Journalistic writing and “English class” writing

Similarities and differences

by Candace Perkins Bowen

Center for Scholastic Journalism

Kent State University

keep these ideas in mind
Keep these ideas in mind:
  • Each has a different audience.
    • With an English class essay, the writer usually has an audience of one — the teacher.
    • When writing for media, the writer has a much broader audience — the entire school or community.
  • Each has a different purpose.
    • Usually the English essay writer is trying to impress the teacher…and get an A!
    • The journalist needs to clearly and often quickly inform, entertain or persuade an audience.

Not all journalistic writing is the same nor is all “English class” writing the same, but consider these general guidelines.Here are some differences…

  • Journalistic writing has short, concise sentences.
  • JW has simple, understandable words.
  • JW uses short paragraphs, often one or two sentences.
  • “English class” writing has longer, more complex sentences.
  • ECW uses more multi-syllable words.
  • ECW often has paragraphs of 100 words or more, including a topic sentence and its support.
organization varies
Organization varies…
  • Newswriting is traditionally arranged in an inverted pyramid.
  • The first paragraph is the lead -- with 5Ws and H.
  • A summary lead is usually one sentence.
  • Additional paragraphs are short and contain less and less important information.
  • Essays traditionally are five paragraphs.
  • The first paragraph is the introduction and thesis statement.
  • Second, third and fourth paragraphs develop the topic using
    • Compare and contrast
    • Definition
    • Classification, etc.
  • The final paragraph is the conclusion.
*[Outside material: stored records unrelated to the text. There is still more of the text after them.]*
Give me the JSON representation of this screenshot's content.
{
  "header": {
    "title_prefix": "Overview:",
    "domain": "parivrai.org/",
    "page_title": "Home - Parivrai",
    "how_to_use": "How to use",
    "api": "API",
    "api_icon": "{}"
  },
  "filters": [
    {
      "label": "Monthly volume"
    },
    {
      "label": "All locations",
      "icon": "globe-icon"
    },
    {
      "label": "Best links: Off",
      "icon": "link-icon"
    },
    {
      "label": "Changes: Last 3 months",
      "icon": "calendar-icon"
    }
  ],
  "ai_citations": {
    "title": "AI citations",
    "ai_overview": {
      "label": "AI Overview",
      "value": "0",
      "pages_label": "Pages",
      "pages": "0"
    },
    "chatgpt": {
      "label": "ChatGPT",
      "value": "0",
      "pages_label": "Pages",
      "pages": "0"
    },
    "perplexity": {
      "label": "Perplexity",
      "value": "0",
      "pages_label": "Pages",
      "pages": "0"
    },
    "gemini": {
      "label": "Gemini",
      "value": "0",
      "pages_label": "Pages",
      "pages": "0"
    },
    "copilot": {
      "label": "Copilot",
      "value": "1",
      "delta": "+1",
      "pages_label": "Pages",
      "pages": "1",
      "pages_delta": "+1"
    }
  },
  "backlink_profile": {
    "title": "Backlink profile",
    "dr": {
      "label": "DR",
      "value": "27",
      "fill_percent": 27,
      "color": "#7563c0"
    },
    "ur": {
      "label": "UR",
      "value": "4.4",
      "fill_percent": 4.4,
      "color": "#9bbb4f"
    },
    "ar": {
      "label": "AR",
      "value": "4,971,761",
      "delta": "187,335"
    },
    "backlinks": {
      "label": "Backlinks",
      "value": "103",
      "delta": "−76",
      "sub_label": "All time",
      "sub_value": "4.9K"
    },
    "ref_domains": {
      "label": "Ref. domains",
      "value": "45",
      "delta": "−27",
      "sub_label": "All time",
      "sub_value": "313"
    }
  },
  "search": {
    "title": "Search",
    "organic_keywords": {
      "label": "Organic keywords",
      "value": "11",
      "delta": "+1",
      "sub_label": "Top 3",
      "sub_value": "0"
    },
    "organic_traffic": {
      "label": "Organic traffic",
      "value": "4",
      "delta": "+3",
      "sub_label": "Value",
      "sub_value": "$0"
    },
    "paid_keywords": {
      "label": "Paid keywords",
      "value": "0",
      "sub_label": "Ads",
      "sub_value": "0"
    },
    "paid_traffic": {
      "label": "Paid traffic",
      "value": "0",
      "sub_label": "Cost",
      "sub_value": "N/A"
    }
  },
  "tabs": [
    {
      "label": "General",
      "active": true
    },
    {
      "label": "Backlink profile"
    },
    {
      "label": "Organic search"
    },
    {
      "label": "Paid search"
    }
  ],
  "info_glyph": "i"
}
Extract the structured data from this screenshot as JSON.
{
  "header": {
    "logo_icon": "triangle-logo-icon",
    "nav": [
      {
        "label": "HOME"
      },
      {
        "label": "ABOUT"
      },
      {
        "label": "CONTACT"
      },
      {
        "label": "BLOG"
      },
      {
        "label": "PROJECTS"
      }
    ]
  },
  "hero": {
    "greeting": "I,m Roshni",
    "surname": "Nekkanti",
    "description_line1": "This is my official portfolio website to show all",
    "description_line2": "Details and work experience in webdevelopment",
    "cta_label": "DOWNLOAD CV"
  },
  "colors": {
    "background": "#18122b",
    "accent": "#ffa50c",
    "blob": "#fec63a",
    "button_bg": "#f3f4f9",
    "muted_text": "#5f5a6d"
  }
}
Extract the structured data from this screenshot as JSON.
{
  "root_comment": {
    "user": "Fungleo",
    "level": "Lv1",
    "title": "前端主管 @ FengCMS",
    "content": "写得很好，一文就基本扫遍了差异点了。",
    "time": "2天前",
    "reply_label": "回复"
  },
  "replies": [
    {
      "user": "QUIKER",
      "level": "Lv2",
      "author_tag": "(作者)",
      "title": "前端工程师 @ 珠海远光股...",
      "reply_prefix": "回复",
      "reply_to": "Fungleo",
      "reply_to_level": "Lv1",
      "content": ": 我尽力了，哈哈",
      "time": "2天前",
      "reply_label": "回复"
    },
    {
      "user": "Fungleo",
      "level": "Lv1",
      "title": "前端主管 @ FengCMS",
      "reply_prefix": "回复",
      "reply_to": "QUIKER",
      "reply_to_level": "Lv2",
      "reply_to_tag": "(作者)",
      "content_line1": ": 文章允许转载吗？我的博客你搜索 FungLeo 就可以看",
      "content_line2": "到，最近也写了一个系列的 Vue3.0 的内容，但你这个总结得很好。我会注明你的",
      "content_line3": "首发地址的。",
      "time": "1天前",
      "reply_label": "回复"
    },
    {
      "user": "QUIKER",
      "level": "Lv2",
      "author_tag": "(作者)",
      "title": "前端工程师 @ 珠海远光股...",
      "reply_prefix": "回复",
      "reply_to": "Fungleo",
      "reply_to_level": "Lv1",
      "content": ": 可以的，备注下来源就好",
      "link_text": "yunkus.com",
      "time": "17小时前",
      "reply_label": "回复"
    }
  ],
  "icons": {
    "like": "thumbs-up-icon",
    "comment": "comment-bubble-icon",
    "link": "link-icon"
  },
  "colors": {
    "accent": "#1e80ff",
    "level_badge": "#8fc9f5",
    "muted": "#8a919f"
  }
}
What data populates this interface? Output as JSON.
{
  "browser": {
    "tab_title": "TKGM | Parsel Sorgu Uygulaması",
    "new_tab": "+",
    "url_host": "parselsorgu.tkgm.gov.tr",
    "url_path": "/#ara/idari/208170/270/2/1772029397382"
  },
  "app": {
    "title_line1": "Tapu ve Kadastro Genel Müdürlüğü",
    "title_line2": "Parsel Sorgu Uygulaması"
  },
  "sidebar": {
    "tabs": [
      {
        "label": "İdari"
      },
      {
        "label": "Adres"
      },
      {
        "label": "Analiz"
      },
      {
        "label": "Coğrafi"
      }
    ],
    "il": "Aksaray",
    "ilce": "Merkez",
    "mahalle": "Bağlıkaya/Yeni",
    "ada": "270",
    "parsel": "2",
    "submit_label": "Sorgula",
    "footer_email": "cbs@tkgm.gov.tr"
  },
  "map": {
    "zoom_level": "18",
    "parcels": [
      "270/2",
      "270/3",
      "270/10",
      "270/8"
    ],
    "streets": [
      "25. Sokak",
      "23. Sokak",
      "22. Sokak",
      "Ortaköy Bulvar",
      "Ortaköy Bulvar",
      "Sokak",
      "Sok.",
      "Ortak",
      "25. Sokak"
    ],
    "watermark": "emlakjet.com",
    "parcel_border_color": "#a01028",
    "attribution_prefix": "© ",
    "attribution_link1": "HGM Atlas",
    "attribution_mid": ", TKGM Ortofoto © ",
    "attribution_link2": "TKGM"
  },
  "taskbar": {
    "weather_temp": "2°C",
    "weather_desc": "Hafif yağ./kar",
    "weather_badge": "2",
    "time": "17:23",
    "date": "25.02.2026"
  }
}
Inverted pyramid

Five-Paragraph Essay

Intro/Thesis statement

Lead - 5Ws & H


Gets less important


and information gathering varies too
And information-gathering varies, too…
  • Media writing uses lots of primary sources. Interviews with:
    • Experts
    • Spokespersons
    • Newsmakers
    • ‘Man on the street’
  • Secondary sources include:
    • Official records
    • Reference materials
    • Other media
  • Essays often require material from
    • Reading a particular work
    • Drawing on insight and information from previous readings or lectures
    • Applying personal experience

But keep in mind why that’s the case:

Different audience

Different purpose

beware of plagiarism all writing needs attribution
BEWARE of PLAGIARISM!All writing needs attribution…
  • Media writing works attribution into the context:
    • “The result is dangerous,” Mayor Fred Norton said.
    • According to the Health Commission’s survey, 27 percent of the participants lost weight.
  • This is also necessary when using secondary sources the reporter didn’t interview:
    • “The result is dangerous,” Mayor Fred Norton told the Greenville Times.
  • Essays use various citation forms:
    • MLA
    • APA
  • This could include:
    • Footnotes or endnotes
    • Parenthetical citations
    • Bibliography
it s not quite that simple but
It’s not quite that simple, but…
  • Not every assignment in English class is a five-paragraph essay. Not every story in the media is a traditional news story. Today’s publications — especially student media — often use news features.
    • These start with a “softer” lead
      • Anecdote
      • Description
      • Suspended interest, etc.
    • Organization varies but generally has
      • An interest-catching beginning
      • A “nut graph” to show the focus
      • An ending that makes it feel “finished”
      • Plenty of short, interesting quotes
      • Transition to tie all the parts together
remember news and features don t contain reporter opinion
Remember, news and features don’t contain reporter opinion.
  • While all readers would agree, it’s not a “tragic fire.”
  • Without a survey or other way to show this, it’s not accurate to say “everyone owns an iPod.” What is the source? Who researched this?
  • And even if “Greenville High School is better off because she won the award,” the reporter shouldn’t be the one to say it.
what is the same
What IS the same?
  • The basic writing process
    • Brainstorm for ideas
    • Gather information
    • Organize and select appropriate information
    • Write the first draft
    • Share with a coach
    • Use coaching suggestions and insight for second draft
    • Tweak as many times as necessary, polish and submit
good writing is still good writing
Good writing is still good writing…

But when you become journalists, you have to remember you have

  • A different audience
  • A different purpose

And that means leaving some of your English class writing behind.